A cost–utility analysis of atezolizumab in the second-line treatment of patients with metastatic bladder cancer

  • A. Parmar Odette Cancer Centre, Sunnybrook Health Sciences Centre, University of Toronto
  • M. Richardson University of Toronto
  • P. C. Coyte University of Toronto, University Health Network
  • S. Cheng Odette Cancer Centre, Sunnybrook Health Sciences Centre
  • B. Sander University of Toronto, University Health Network, Public Health Ontario
  • K.K.W. Chan Odette Cancer Centre, Sunnybrook Health Sciences Centre
Keywords: Cost-Utility Analysis, Health Technology Assessment, Atezolizumab, Immunotherapy, Metastatic Bladder Cancer

Abstract

Background Despite initial promising results, the IMvigor211 clinical trial failed to demonstrate an overall sur­vival (os) benefit for atezolizumab compared with chemotherapy in the second-line treatment of metastatic bladder cancer (mbc). However, given  lessened adverse events (aes) and preserved quality of life (qol) with atezolizumab, there might still be investment value. To evaluate that potential value, we conducted a cost–utility analysis (cua) of atezolizumab compared with chemotherapy from the perspective of the Canadian health care payer.

Methods A partitioned survival analysis model was used to evaluate atezolizumab compared with chemotherapy over a lifetime horizon (5 years). The base-case analysis was conducted for the intention-to-treat (itt) population, with additional scenario analyses for subgroups by IMvigor-defined PD-L1 status. Effectiveness was evaluated through life–year gains and quality-adjusted life–years (qalys). Cost estimates in 2018 Canadian dollars for systemic treatment, aes, and end-of-life care were incorporated. The incremental cost-effectiveness ratio (icer) was used to compare treatment strategies. Parameter and model uncertainty were assessed through sensitivity and scenario analyses. Per Canadian guidelines, cost and effectiveness were discounted at 1.5%.

Results For the itt population, the expected qalys for atezolizumab and chemotherapy were 0.75 and 0.56, with expected costs of $90,290 and $8,466 respectively. The resultant icer for atezolizumab compared with chemotherapy was $430,652 per qaly. Scenario analysis of patients with PD-L1–positive tumours led to a lower icer ($334,387 per qaly). Scenario analysis of observed compared with expected benefits demonstrated a higher icer, with a shorter time horizon ($928,950 per qaly).

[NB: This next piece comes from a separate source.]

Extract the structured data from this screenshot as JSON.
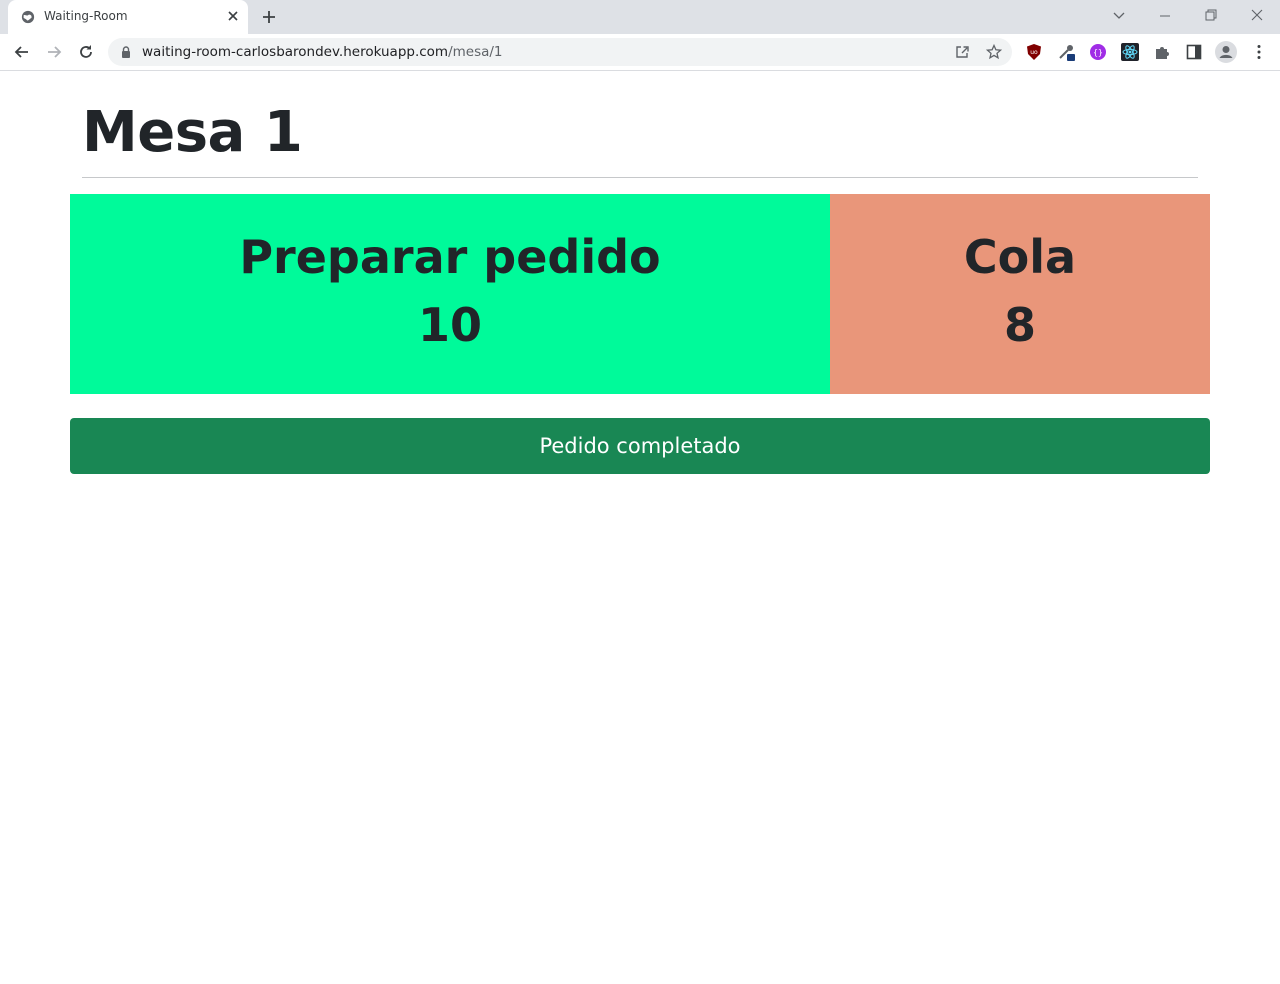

Conclusions Despite lessened aes and preserved qol, atezolizumab is not considered cost-effective for the second-line treatment of mbc.


Author Biographies

A. Parmar, Odette Cancer Centre, Sunnybrook Health Sciences Centre, University of Toronto

Institute of Health Policy, Management and Evaluative Sciences

M. Richardson, University of Toronto

Institute of Health Policy, Management and Evaluative Sciences

P. C. Coyte, University of Toronto, University Health Network

Institute of Health Policy, Management and Evaluative Sciences, Toronto Health Economics and Technology
Assessment Collaboration

B. Sander, University of Toronto, University Health Network, Public Health Ontario

Institute of Health Policy, Management and Evaluative Sciences, Toronto Health Economics and Technology
Assessment Collaboration, Institute of Clinical Evaluative Sciences

K.K.W. Chan, Odette Cancer Centre, Sunnybrook Health Sciences Centre

Institute of Health Policy, Management and Evaluative Sciences, Canadian Centre for Applied Research in
Cancer Control

Published
2020-04-11
How to Cite
Parmar, A., Richardson, M., Coyte, P. C., Cheng, S., Sander, B., & Chan, K. (2020). A cost–utility analysis of atezolizumab in the second-line treatment of patients with metastatic bladder cancer. Current Oncology, 27(4). https://doi.org/10.3747/co.27.5459
Section
Medical Economics